Part of the reason is that the unemployment rate considers only people who are actively looking for jobs to be part of the labor force. With the economy improving, Shanker noted, more of the long-term unemployed who have become discouraged and dropped out of the labor force might re-enter it and drive the unemployment rate back up.
"It's good news, but things can change," Shanker said. "The best news is that we're moving in the right direction. That's the good thing."
Some of economists' concern also has to do with the history of the gap between Kentucky and the nation.
One of the primary reasons Kentucky's unemployment rate has been worse than the nation's for so long is the state's reliance on the manufacturing industry, which has seen much upheaval in recent years.
While manufacturing has been weak for some time, it's now relatively strong by comparison, said Ken Troske, director of the Center for Business and Economic Research at the University of Kentucky's Gatton College of Business and Economics.
"We are much more dependent on manufacturing than the typical state," he said. "Because of that, our employment situation is going to be more affected by that."

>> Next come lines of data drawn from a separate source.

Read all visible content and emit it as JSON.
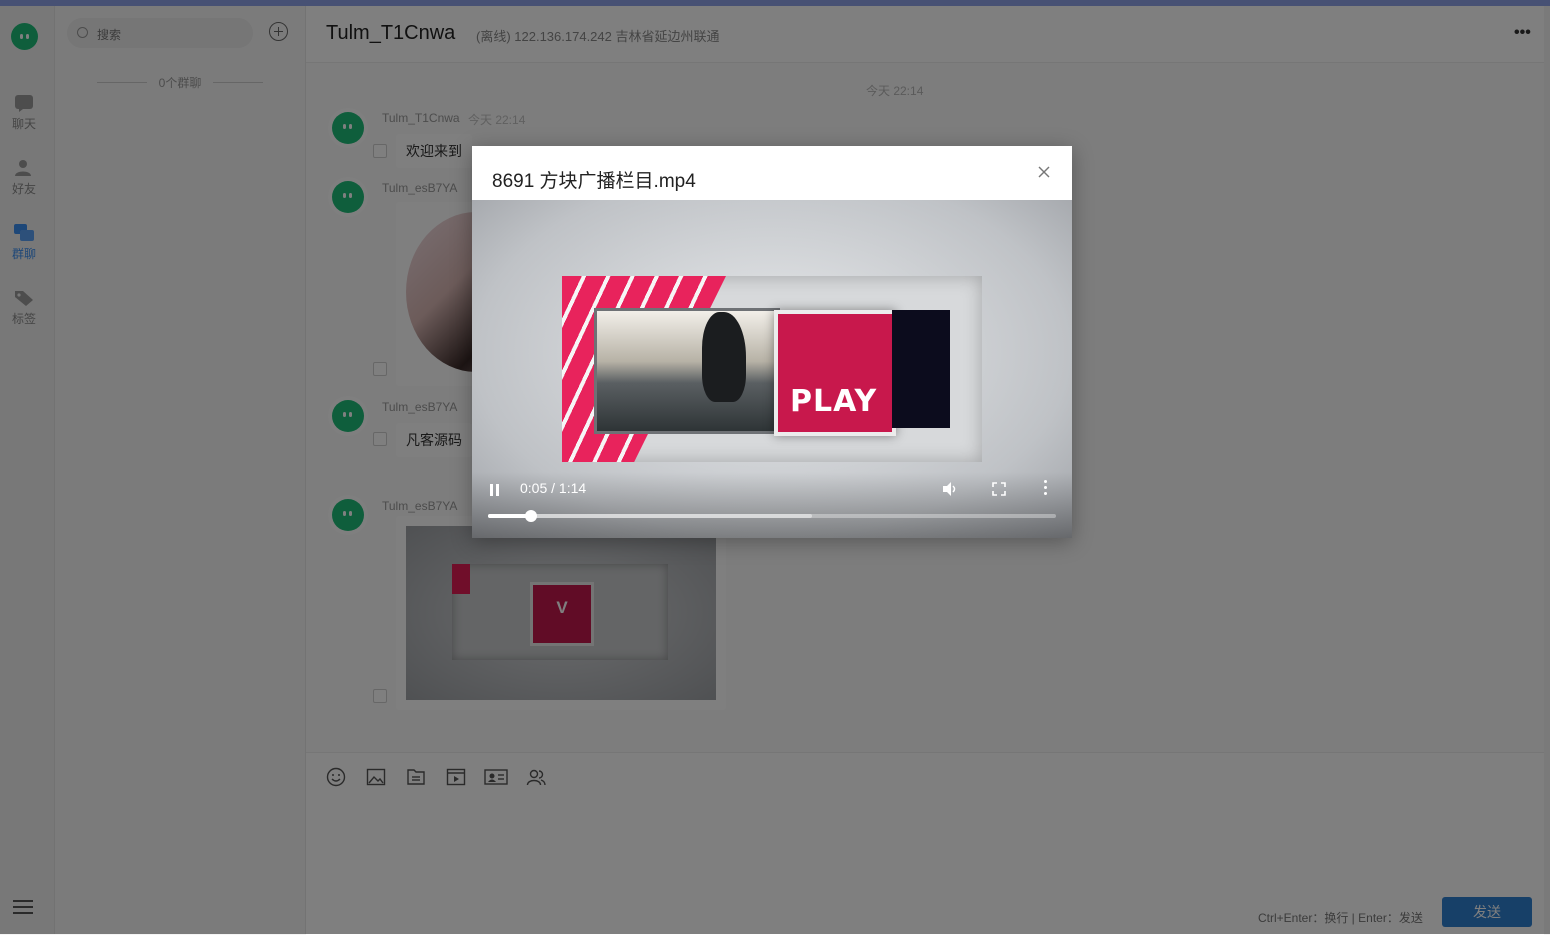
{
  "nav": {
    "items": [
      {
        "label": "聊天",
        "icon": "chat-icon"
      },
      {
        "label": "好友",
        "icon": "friends-icon"
      },
      {
        "label": "群聊",
        "icon": "group-chat-icon",
        "active": true
      },
      {
        "label": "标签",
        "icon": "tag-icon"
      }
    ],
    "active_color": "#3b8ef0"
  },
  "group_list": {
    "search_placeholder": "搜索",
    "group_count": "0个群聊"
  },
  "chat": {
    "title": "Tulm_T1Cnwa",
    "status": "(离线) 122.136.174.242 吉林省延边州联通",
    "time_divider": "今天 22:14",
    "messages": [
      {
        "sender": "Tulm_T1Cnwa",
        "time": "今天 22:14",
        "type": "text",
        "text": "欢迎来到"
      },
      {
        "sender": "Tulm_esB7YA",
        "type": "image"
      },
      {
        "sender": "Tulm_esB7YA",
        "type": "text",
        "text": "凡客源码"
      },
      {
        "sender": "Tulm_esB7YA",
        "type": "video"
      }
    ]
  },
  "composer": {
    "tools": [
      "emoji-icon",
      "image-icon",
      "file-icon",
      "video-icon",
      "card-icon",
      "contacts-icon"
    ],
    "hint": "Ctrl+Enter：换行 | Enter：发送",
    "send_label": "发送",
    "send_color": "#2f80d1"
  },
  "video_modal": {
    "title": "8691 方块广播栏目.mp4",
    "play_label": "PLAY",
    "time_display": "0:05 / 1:14",
    "progress": 0.076,
    "buffered": 0.57
  },
  "thumb_logo": "V"
}
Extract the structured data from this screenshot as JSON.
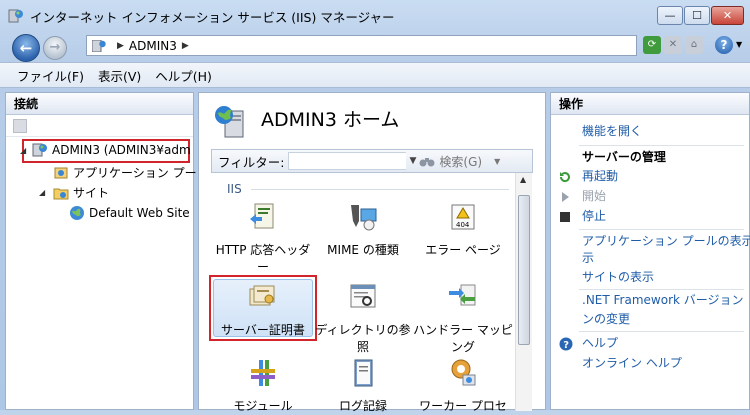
{
  "window": {
    "title": "インターネット インフォメーション サービス (IIS) マネージャー"
  },
  "address": {
    "separator": "▶",
    "crumb": "ADMIN3",
    "trail": "▶"
  },
  "menu": {
    "file": "ファイル(F)",
    "view": "表示(V)",
    "help": "ヘルプ(H)"
  },
  "left": {
    "header": "接続",
    "tree": {
      "server": "ADMIN3 (ADMIN3¥adm",
      "app_pools": "アプリケーション プー",
      "sites": "サイト",
      "default_site": "Default Web Site"
    }
  },
  "center": {
    "title": "ADMIN3 ホーム",
    "filter_label": "フィルター:",
    "filter_value": "",
    "search_label": "検索(G)",
    "section": "IIS",
    "tiles": [
      {
        "label": "HTTP 応答ヘッダー",
        "icon": "http-header-icon"
      },
      {
        "label": "MIME の種類",
        "icon": "mime-icon"
      },
      {
        "label": "エラー ページ",
        "icon": "error-page-icon"
      },
      {
        "label": "サーバー証明書",
        "icon": "certificate-icon"
      },
      {
        "label": "ディレクトリの参照",
        "icon": "directory-browse-icon"
      },
      {
        "label": "ハンドラー マッピング",
        "icon": "handler-mapping-icon"
      },
      {
        "label": "モジュール",
        "icon": "module-icon"
      },
      {
        "label": "ログ記録",
        "icon": "logging-icon"
      },
      {
        "label": "ワーカー プロセ",
        "icon": "worker-process-icon"
      }
    ]
  },
  "right": {
    "header": "操作",
    "open_feature": "機能を開く",
    "manage_server": "サーバーの管理",
    "restart": "再起動",
    "start": "開始",
    "stop": "停止",
    "view_app_pools_1": "アプリケーション プールの表示",
    "view_app_pools_2": "示",
    "view_sites": "サイトの表示",
    "net_version_1": ".NET Framework バージョン",
    "net_version_2": "ンの変更",
    "help": "ヘルプ",
    "online_help": "オンライン ヘルプ"
  },
  "colors": {
    "link": "#1f5ca8",
    "highlight_border": "#d1252b",
    "section": "#3b5a85"
  }
}
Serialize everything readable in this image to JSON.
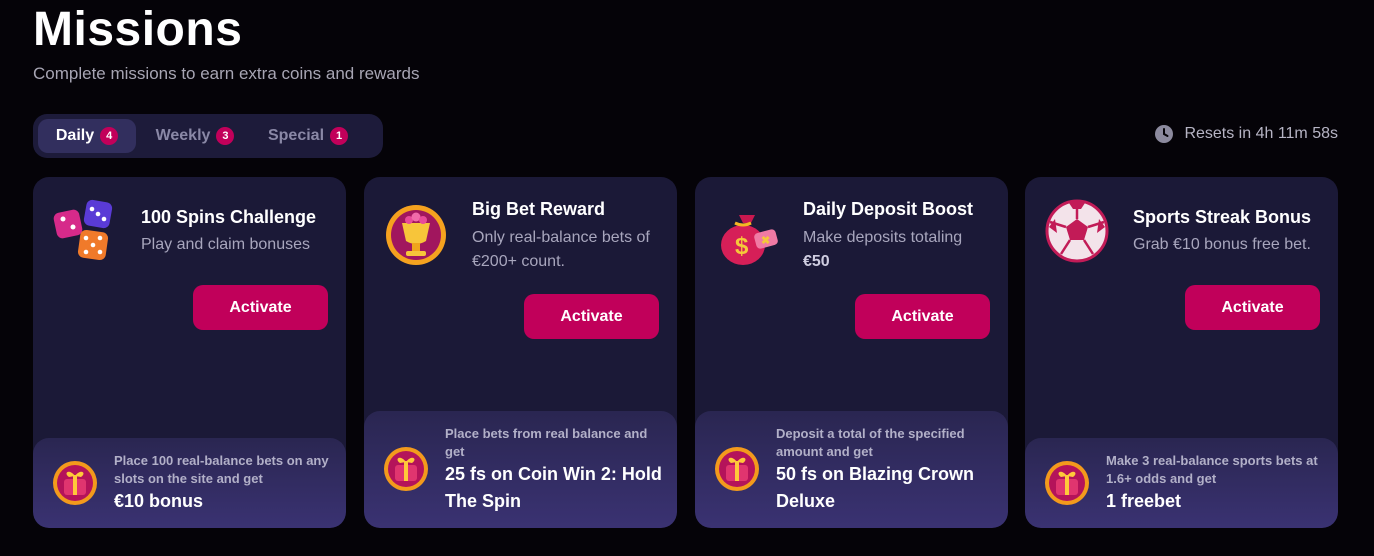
{
  "header": {
    "title": "Missions",
    "subtitle": "Complete missions to earn extra coins and rewards"
  },
  "tabs": [
    {
      "label": "Daily",
      "count": "4",
      "active": true
    },
    {
      "label": "Weekly",
      "count": "3",
      "active": false
    },
    {
      "label": "Special",
      "count": "1",
      "active": false
    }
  ],
  "reset": {
    "icon": "clock-icon",
    "text": "Resets in 4h 11m 58s"
  },
  "colors": {
    "accent": "#c1005a",
    "card_bg": "#1b1937",
    "page_bg": "#050308"
  },
  "missions": [
    {
      "icon": "dice-icon",
      "title": "100 Spins Challenge",
      "desc": "Play and claim bonuses",
      "desc_bold": "",
      "button": "Activate",
      "reward_icon": "gift-box-icon",
      "reward_desc": "Place 100 real-balance bets on any slots on the site and get",
      "reward": "€10 bonus"
    },
    {
      "icon": "trophy-cup-icon",
      "title": "Big Bet Reward",
      "desc": "Only real-balance bets of €200+ count.",
      "desc_bold": "",
      "button": "Activate",
      "reward_icon": "gift-box-icon",
      "reward_desc": "Place bets from real balance and get",
      "reward": "25 fs on Coin Win 2: Hold The Spin"
    },
    {
      "icon": "money-bag-icon",
      "title": "Daily Deposit Boost",
      "desc": "Make deposits totaling",
      "desc_bold": "€50",
      "button": "Activate",
      "reward_icon": "gift-box-icon",
      "reward_desc": "Deposit a total of the specified amount and get",
      "reward": "50 fs on Blazing Crown Deluxe"
    },
    {
      "icon": "soccer-ball-icon",
      "title": "Sports Streak Bonus",
      "desc": "Grab €10 bonus free bet.",
      "desc_bold": "",
      "button": "Activate",
      "reward_icon": "gift-box-icon",
      "reward_desc": "Make 3 real-balance sports bets at 1.6+ odds and get",
      "reward": "1 freebet"
    }
  ]
}
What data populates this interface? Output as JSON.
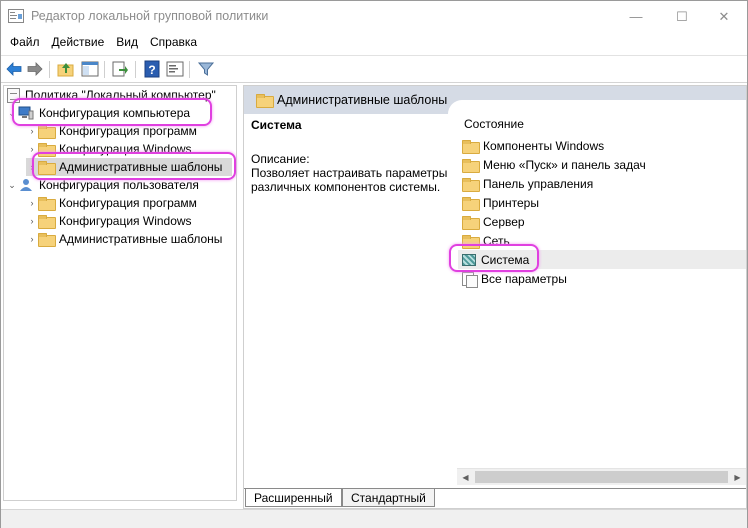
{
  "window": {
    "title": "Редактор локальной групповой политики",
    "minimize_glyph": "—",
    "maximize_glyph": "☐",
    "close_glyph": "✕"
  },
  "menu": [
    "Файл",
    "Действие",
    "Вид",
    "Справка"
  ],
  "toolbar": {
    "icons": [
      "back-icon",
      "forward-icon",
      "up-folder-icon",
      "show-hide-tree-icon",
      "export-list-icon",
      "help-icon",
      "properties-icon",
      "filter-icon"
    ]
  },
  "tree": {
    "root": "Политика \"Локальный компьютер\"",
    "computer_config": {
      "label": "Конфигурация компьютера",
      "children": [
        "Конфигурация программ",
        "Конфигурация Windows",
        "Административные шаблоны"
      ]
    },
    "user_config": {
      "label": "Конфигурация пользователя",
      "children": [
        "Конфигурация программ",
        "Конфигурация Windows",
        "Административные шаблоны"
      ]
    }
  },
  "right": {
    "header_title": "Административные шаблоны",
    "selected_title": "Система",
    "description_label": "Описание:",
    "description_text": "Позволяет настраивать параметры различных компонентов системы.",
    "column_header": "Состояние",
    "items": [
      {
        "label": "Компоненты Windows",
        "icon": "folder-icon"
      },
      {
        "label": "Меню «Пуск» и панель задач",
        "icon": "folder-icon"
      },
      {
        "label": "Панель управления",
        "icon": "folder-icon"
      },
      {
        "label": "Принтеры",
        "icon": "folder-icon"
      },
      {
        "label": "Сервер",
        "icon": "folder-icon"
      },
      {
        "label": "Сеть",
        "icon": "folder-icon"
      },
      {
        "label": "Система",
        "icon": "system-policy-icon",
        "selected": true
      },
      {
        "label": "Все параметры",
        "icon": "all-settings-icon"
      }
    ],
    "scroll_left": "◀",
    "scroll_right": "▶"
  },
  "tabs": [
    "Расширенный",
    "Стандартный"
  ],
  "colors": {
    "highlight": "#e040e0",
    "header_band": "#d5dbe5",
    "folder": "#f6d27a"
  }
}
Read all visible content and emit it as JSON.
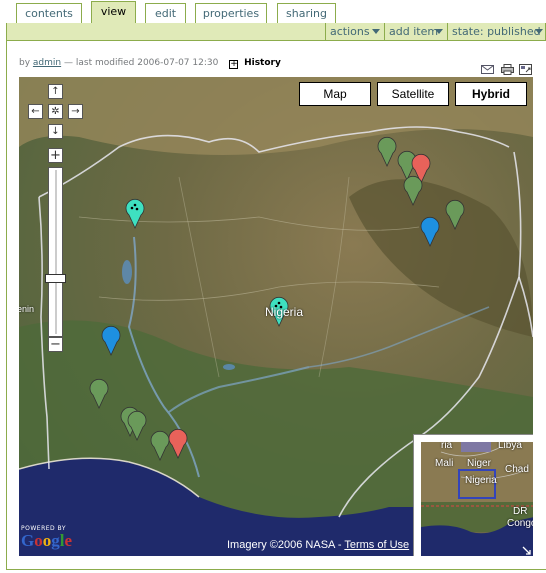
{
  "tabs": [
    {
      "label": "contents",
      "active": false
    },
    {
      "label": "view",
      "active": true
    },
    {
      "label": "edit",
      "active": false
    },
    {
      "label": "properties",
      "active": false
    },
    {
      "label": "sharing",
      "active": false
    }
  ],
  "actionbar": {
    "actions": "actions",
    "add_item": "add item",
    "state": "state: published"
  },
  "byline": {
    "prefix": "by",
    "author": "admin",
    "modified": "— last modified 2006-07-07 12:30",
    "history": "History",
    "history_toggle": "+"
  },
  "map": {
    "types": [
      {
        "label": "Map",
        "selected": false
      },
      {
        "label": "Satellite",
        "selected": false
      },
      {
        "label": "Hybrid",
        "selected": true
      }
    ],
    "place_label": "Nigeria",
    "edge_label": "enin",
    "powered_by": "POWERED BY",
    "logo_letters": [
      "G",
      "o",
      "o",
      "g",
      "l",
      "e"
    ],
    "logo_colors": [
      "#3366cc",
      "#cc3333",
      "#eeb211",
      "#3366cc",
      "#339933",
      "#cc3333"
    ],
    "imagery": "Imagery ©2006 NASA -",
    "terms": "Terms of Use",
    "overview_labels": {
      "libya": "Libya",
      "mali": "Mali",
      "niger": "Niger",
      "chad": "Chad",
      "nigeria": "Nigeria",
      "dr": "DR",
      "congo": "Congo",
      "algeria": "ria"
    },
    "markers": [
      {
        "color": "#6a9a5a",
        "kind": "green"
      },
      {
        "color": "#6a9a5a",
        "kind": "green"
      },
      {
        "color": "#e8625a",
        "kind": "red"
      },
      {
        "color": "#6a9a5a",
        "kind": "green"
      },
      {
        "color": "#6a9a5a",
        "kind": "green"
      },
      {
        "color": "#1e90e0",
        "kind": "blue"
      },
      {
        "color": "#3ee0c0",
        "kind": "cyan"
      },
      {
        "color": "#3ee0c0",
        "kind": "cyan"
      },
      {
        "color": "#1e90e0",
        "kind": "blue"
      },
      {
        "color": "#6a9a5a",
        "kind": "green"
      },
      {
        "color": "#6a9a5a",
        "kind": "green"
      },
      {
        "color": "#6a9a5a",
        "kind": "green"
      },
      {
        "color": "#e8625a",
        "kind": "red"
      },
      {
        "color": "#6a9a5a",
        "kind": "green"
      }
    ]
  },
  "colors": {
    "accent_green": "#8cac4c",
    "bar_fill": "#e0eab8",
    "link": "#436976"
  }
}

That's been helpful recently with hiring by companies including General Electric and Ford, as well as new jobs in other industries.
Bob Quick, chief executive of Commerce Lexington, said the news is encouraging because of its broad scope.
"It tells us we're doing a lot of the right things well, and we're building the infrastructure we need across Kentucky, not just in one area or another," he said. "However, we've got to always keep in mind there are many people without jobs and press ... to create new jobs that those people need."
As those jobs are created, Troske noted, the state should attempt to foster a more diverse economy to reduce the impact of a single large sector like manufacturing.
For now, that sector's relative health is helping offset problems in other sectors such as government and mining and logging. The latter has seen layoffs in recent months as a warm winter reduced demand on coal for electricity. Also, utilities have begun plans to switch to natural gas-fired power plants to comply with more stringent federal environmental regulations.
Troske said government employment is "one troubling aspect," but he noted that the mining industry's woes will not have a major effect on the state.
Mining is "less than 1 percent of overall employment," he said. "In certain parts of the state, it's a significant employer, but overall it doesn't have much of an impact on the unemployment rate."
Troske said a major area of concern remains the European economy.
"There's a large export sector in Kentucky, and Western Europe is a significant market for the goods we make in this state," he said. "The problems they're having could potentially start to have an impact."
But overall, the dose of good news Thursday is a start.
"The trends have been good," Troske said. "You can't argue with that.
"But there's still much uncertainty. Our economy still isn't where we want it to be."